**Problem**
The records underneath are to be repeated exactly, with the pictures left out.

**Data excerpts**

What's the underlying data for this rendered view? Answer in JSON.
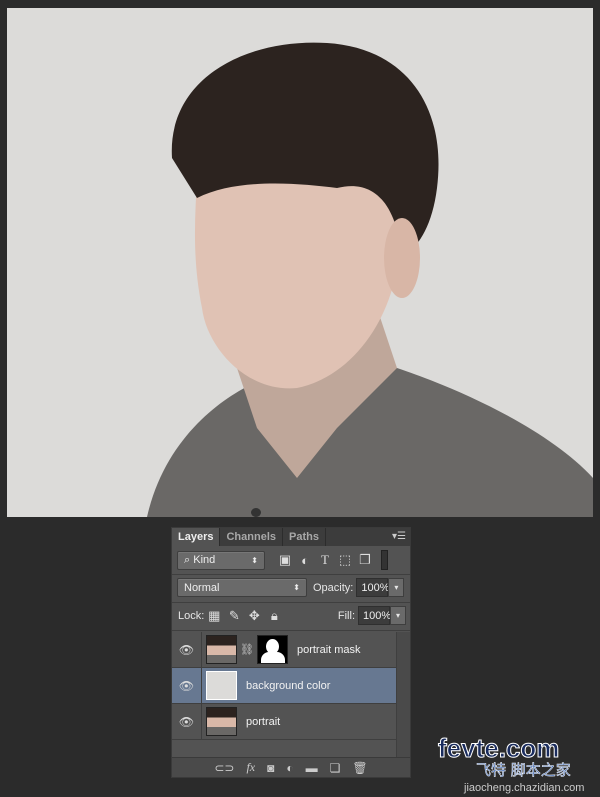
{
  "canvas": {
    "background_color": "#dcdbd9"
  },
  "panel": {
    "tabs": [
      {
        "label": "Layers",
        "active": true
      },
      {
        "label": "Channels"
      },
      {
        "label": "Paths"
      }
    ],
    "filter": {
      "value": "Kind",
      "icons": [
        "image-filter-icon",
        "adjustment-filter-icon",
        "type-filter-icon",
        "shape-filter-icon",
        "smart-object-filter-icon"
      ]
    },
    "blend_mode": "Normal",
    "opacity_label": "Opacity:",
    "opacity": "100%",
    "lock_label": "Lock:",
    "fill_label": "Fill:",
    "fill": "100%",
    "layers": [
      {
        "name": "portrait mask",
        "visible": true,
        "has_mask": true
      },
      {
        "name": "background color",
        "visible": true,
        "selected": true,
        "color": "#dcdbd9"
      },
      {
        "name": "portrait",
        "visible": true
      }
    ],
    "selected_color": "#677891"
  },
  "watermark": {
    "line1": "fevte.com",
    "line2": "飞特 脚本之家",
    "line3": "jiaocheng.chazidian.com"
  }
}
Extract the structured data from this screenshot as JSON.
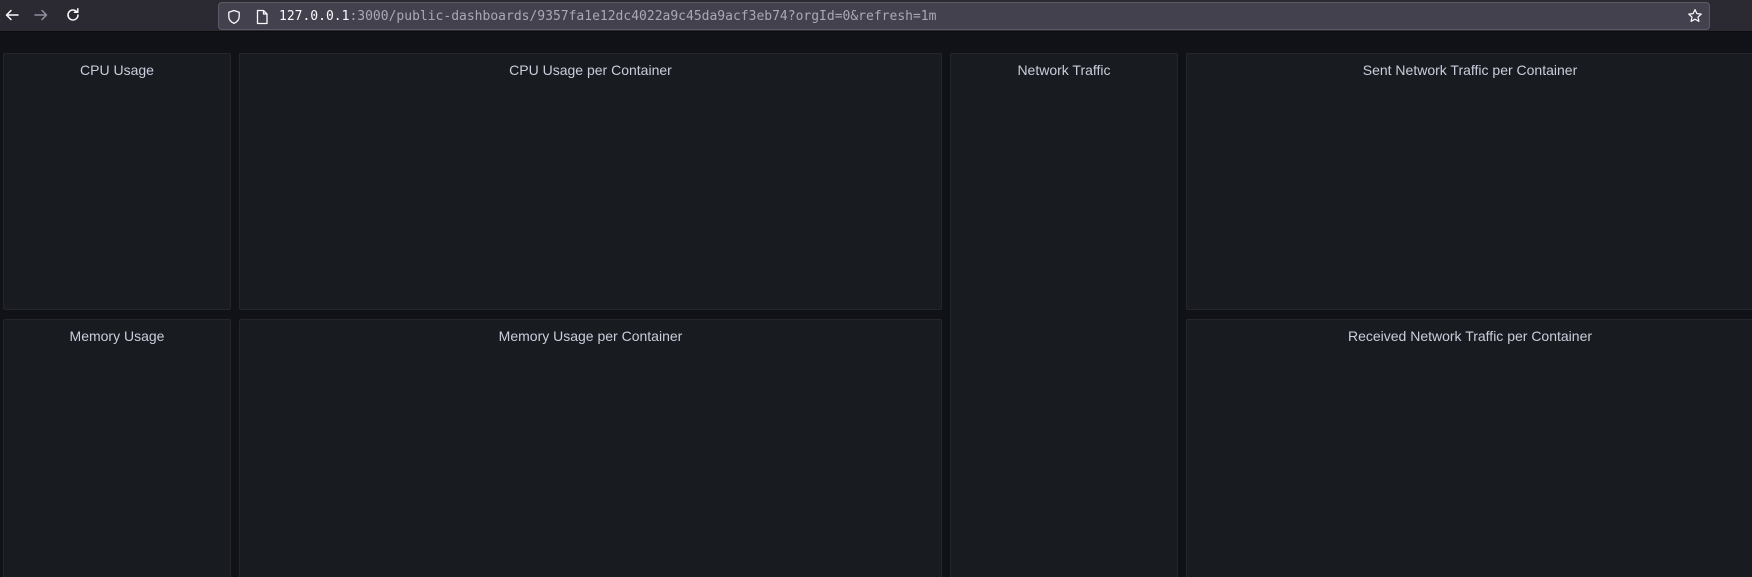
{
  "browser": {
    "url_host": "127.0.0.1",
    "url_rest": ":3000/public-dashboards/9357fa1e12dc4022a9c45da9acf3eb74?orgId=0&refresh=1m",
    "icons": {
      "back": "arrow-left-icon",
      "forward": "arrow-right-icon",
      "reload": "reload-icon",
      "shield": "shield-icon",
      "page": "page-icon",
      "bookmark": "star-icon"
    }
  },
  "dashboard": {
    "panels": {
      "cpu_usage": "CPU Usage",
      "cpu_usage_per_container": "CPU Usage per Container",
      "network_traffic": "Network Traffic",
      "sent_network_traffic_per_container": "Sent Network Traffic per Container",
      "memory_usage": "Memory Usage",
      "memory_usage_per_container": "Memory Usage per Container",
      "received_network_traffic_per_container": "Received Network Traffic per Container"
    }
  }
}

**Solution below**
What's the underlying data for this rendered view? Answer in JSON.
{
  "canvas": {
    "background_color": "#dcdbd9"
  },
  "panel": {
    "tabs": [
      {
        "label": "Layers",
        "active": true
      },
      {
        "label": "Channels"
      },
      {
        "label": "Paths"
      }
    ],
    "filter": {
      "value": "Kind",
      "icons": [
        "image-filter-icon",
        "adjustment-filter-icon",
        "type-filter-icon",
        "shape-filter-icon",
        "smart-object-filter-icon"
      ]
    },
    "blend_mode": "Normal",
    "opacity_label": "Opacity:",
    "opacity": "100%",
    "lock_label": "Lock:",
    "fill_label": "Fill:",
    "fill": "100%",
    "layers": [
      {
        "name": "portrait mask",
        "visible": true,
        "has_mask": true
      },
      {
        "name": "background color",
        "visible": true,
        "selected": true,
        "color": "#dcdbd9"
      },
      {
        "name": "portrait",
        "visible": true
      }
    ],
    "selected_color": "#677891"
  },
  "watermark": {
    "line1": "fevte.com",
    "line2": "飞特 脚本之家",
    "line3": "jiaocheng.chazidian.com"
  }
}
Extract the structured data from this screenshot as JSON.
{
  "browser": {
    "url_host": "127.0.0.1",
    "url_rest": ":3000/public-dashboards/9357fa1e12dc4022a9c45da9acf3eb74?orgId=0&refresh=1m",
    "icons": {
      "back": "arrow-left-icon",
      "forward": "arrow-right-icon",
      "reload": "reload-icon",
      "shield": "shield-icon",
      "page": "page-icon",
      "bookmark": "star-icon"
    }
  },
  "dashboard": {
    "panels": {
      "cpu_usage": "CPU Usage",
      "cpu_usage_per_container": "CPU Usage per Container",
      "network_traffic": "Network Traffic",
      "sent_network_traffic_per_container": "Sent Network Traffic per Container",
      "memory_usage": "Memory Usage",
      "memory_usage_per_container": "Memory Usage per Container",
      "received_network_traffic_per_container": "Received Network Traffic per Container"
    }
  }
}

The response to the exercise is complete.